I got a chance to chat via email with Renee Taylor from Argos Farms in Monte. Here is my interview with her…
1. What is the name of your farm and how long have you been farming?
We are Argos Farms, 50 acres located on the Chehalis River near Montesano. We moved all our animals here from Southern California 2 years ago, but I’ve been breeding and raising Endurance Riding horses for 22 years; Angora goats and poultry for about 15 years. Since being here I’ve found that I also have a passion for the native plants, and have taken classes in responsible silviculture; which means I try to take proper care of our 1500 trees, wetlands and pasture for future generations.
2. What type of things make your farm unique?
(I’m not sure – it seems we’re a pretty standard homestead, but I’ll try to answer.)
On many farms and ranches the animals are fenced in and kept in one kind of box or another. We have put a fence around our house, vehicles and equipment and pretty much let the animals have the run of the place. They have all grown up together and understand each other’s tolerances. We do lock-down at night for predator protection, and have safe areas when someone doesn’t feel well, but other than that they pretty much roam as they might in the wild.
3. Why do you have a passion for what you do?
I have had a passion for raising horses since my brother got his first horse when I was 2. It has always been easy for me to communicate with animals and understand their needs within their frame of reference. If you can’t understand how someone looks at things you’ll always be at odds, and every type of animal sees things completely differently for different reasons.. I think the whole thing is fascinating. As you can probably tell by the way I talk, I respect all living things as individuals.
4. What is one thing people don’t realize about what you do?

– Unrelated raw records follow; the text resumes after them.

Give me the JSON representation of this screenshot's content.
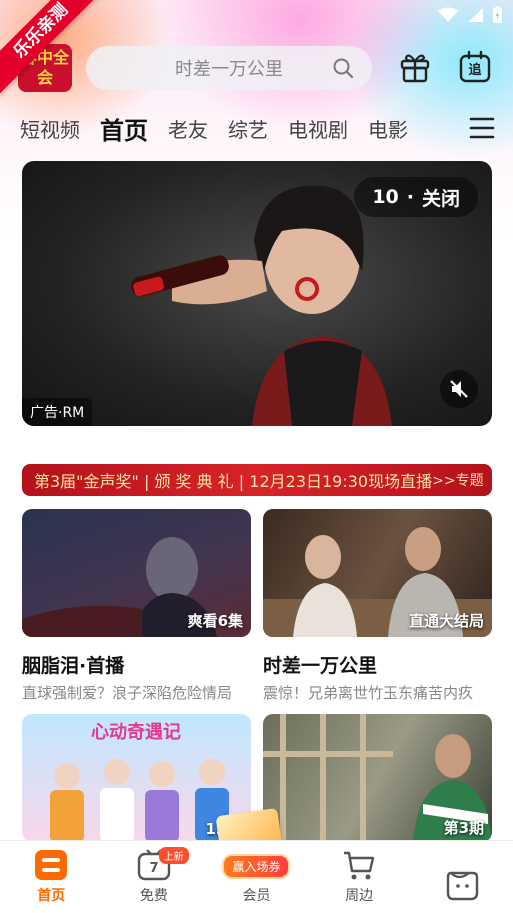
{
  "ribbon": {
    "text": "乐乐亲测"
  },
  "logo": {
    "text": "春中全会"
  },
  "search": {
    "placeholder": "时差一万公里"
  },
  "header": {
    "gift_icon": "gift-icon",
    "follow_label": "追"
  },
  "tabs": [
    {
      "label": "短视频",
      "active": false
    },
    {
      "label": "首页",
      "active": true
    },
    {
      "label": "老友",
      "active": false
    },
    {
      "label": "综艺",
      "active": false
    },
    {
      "label": "电视剧",
      "active": false
    },
    {
      "label": "电影",
      "active": false
    }
  ],
  "banner": {
    "countdown": "10",
    "close_label": "关闭",
    "ad_label": "广告·RM"
  },
  "promo": {
    "text": "第3届\"金声奖\" | 颁 奖 典 礼 | 12月23日19:30现场直播",
    "more": ">>专题"
  },
  "cards": [
    {
      "badge": "爽看6集",
      "title": "胭脂泪·首播",
      "subtitle": "直球强制爱？浪子深陷危险情局"
    },
    {
      "badge": "直通大结局",
      "title": "时差一万公里",
      "subtitle": "震惊！兄弟离世竹玉东痛苦内疚"
    }
  ],
  "cards2": [
    {
      "badge": "12-2",
      "art_text": "心动奇遇记"
    },
    {
      "badge": "第3期"
    }
  ],
  "bottom_nav": [
    {
      "label": "首页",
      "icon": "home-icon",
      "active": true
    },
    {
      "label": "免费",
      "icon": "tv-icon",
      "tag": "上新"
    },
    {
      "label": "会员",
      "icon": "vip-icon",
      "pill": "赢入场券"
    },
    {
      "label": "周边",
      "icon": "cart-icon"
    },
    {
      "label": "",
      "icon": "profile-icon"
    }
  ],
  "colors": {
    "accent": "#ff6a00",
    "promo_bg": "#d8232a",
    "ribbon": "#e4002b"
  }
}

Angora goats provide us with the fiber Mohair, which is made into clothing, toys, furniture, etc. It continually amazes me that so many people have no idea where their clothing comes from or what it takes to bring food to the table. I find great pleasure in sharing this knowledge. Each person is so pleased to have this new knowledge – when their faces light up with understanding, it just makes me smile.
5. How important is community to you?

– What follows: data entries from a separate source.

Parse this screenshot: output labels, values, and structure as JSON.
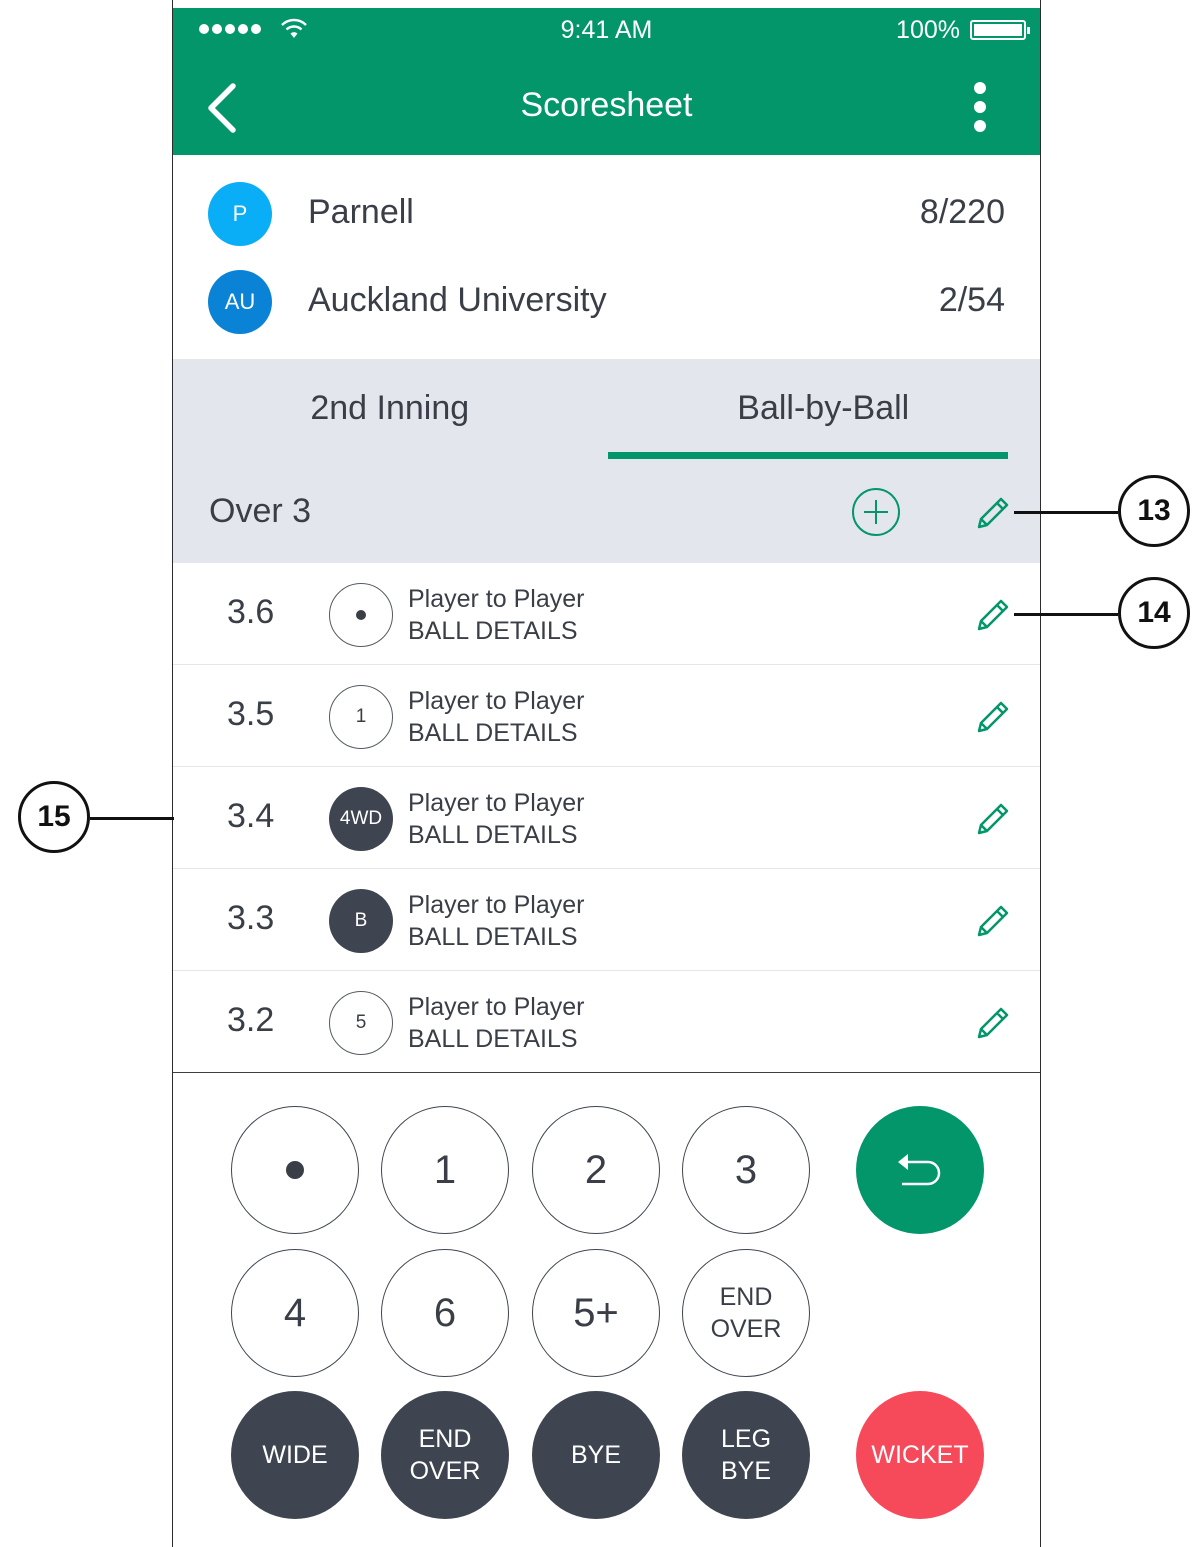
{
  "status_bar": {
    "time": "9:41 AM",
    "battery": "100%"
  },
  "header": {
    "title": "Scoresheet",
    "back_icon": "chevron-left-icon",
    "menu_icon": "vertical-ellipsis-icon"
  },
  "teams": [
    {
      "initials": "P",
      "name": "Parnell",
      "score": "8/220",
      "color": "#0aaef7"
    },
    {
      "initials": "AU",
      "name": "Auckland University",
      "score": "2/54",
      "color": "#0a83d6"
    }
  ],
  "tabs": [
    {
      "label": "2nd Inning",
      "active": false
    },
    {
      "label": "Ball-by-Ball",
      "active": true
    }
  ],
  "over": {
    "title": "Over 3",
    "add_icon": "plus-circle-icon",
    "edit_icon": "pencil-icon"
  },
  "balls": [
    {
      "number": "3.6",
      "badge": "•",
      "style": "outline",
      "players": "Player to Player",
      "details": "BALL DETAILS"
    },
    {
      "number": "3.5",
      "badge": "1",
      "style": "outline",
      "players": "Player to Player",
      "details": "BALL DETAILS"
    },
    {
      "number": "3.4",
      "badge": "4WD",
      "style": "filled",
      "players": "Player to Player",
      "details": "BALL DETAILS"
    },
    {
      "number": "3.3",
      "badge": "B",
      "style": "filled",
      "players": "Player to Player",
      "details": "BALL DETAILS"
    },
    {
      "number": "3.2",
      "badge": "5",
      "style": "outline",
      "players": "Player to Player",
      "details": "BALL DETAILS"
    }
  ],
  "keypad": {
    "one": "1",
    "two": "2",
    "three": "3",
    "four": "4",
    "six": "6",
    "five_plus": "5+",
    "end_over_1": "END",
    "end_over_2": "OVER",
    "wide": "WIDE",
    "end_over_dark_1": "END",
    "end_over_dark_2": "OVER",
    "bye": "BYE",
    "leg_bye_1": "LEG",
    "leg_bye_2": "BYE",
    "wicket": "WICKET",
    "undo_icon": "undo-arrow-icon",
    "dot_icon": "dot-ball-icon"
  },
  "callouts": [
    "13",
    "14",
    "15"
  ],
  "colors": {
    "primary": "#03966b",
    "danger": "#f64a5a",
    "dark": "#3f4550",
    "tab_bg": "#e3e6ed"
  }
}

Being raised in large cities, it was natural and expected that you might live next to someone for years and never know their name or even speak to them. When we came here I didn’t know anyone, but was determined to find worthy friends. Right away, when we needed help, our neighbors stepped up as if they were family. I know them all and love them all. I have met some of the nicest, caring people ever in my life. This is what I have always expected community to be like; what it should be. I love it here, and hope I never leave.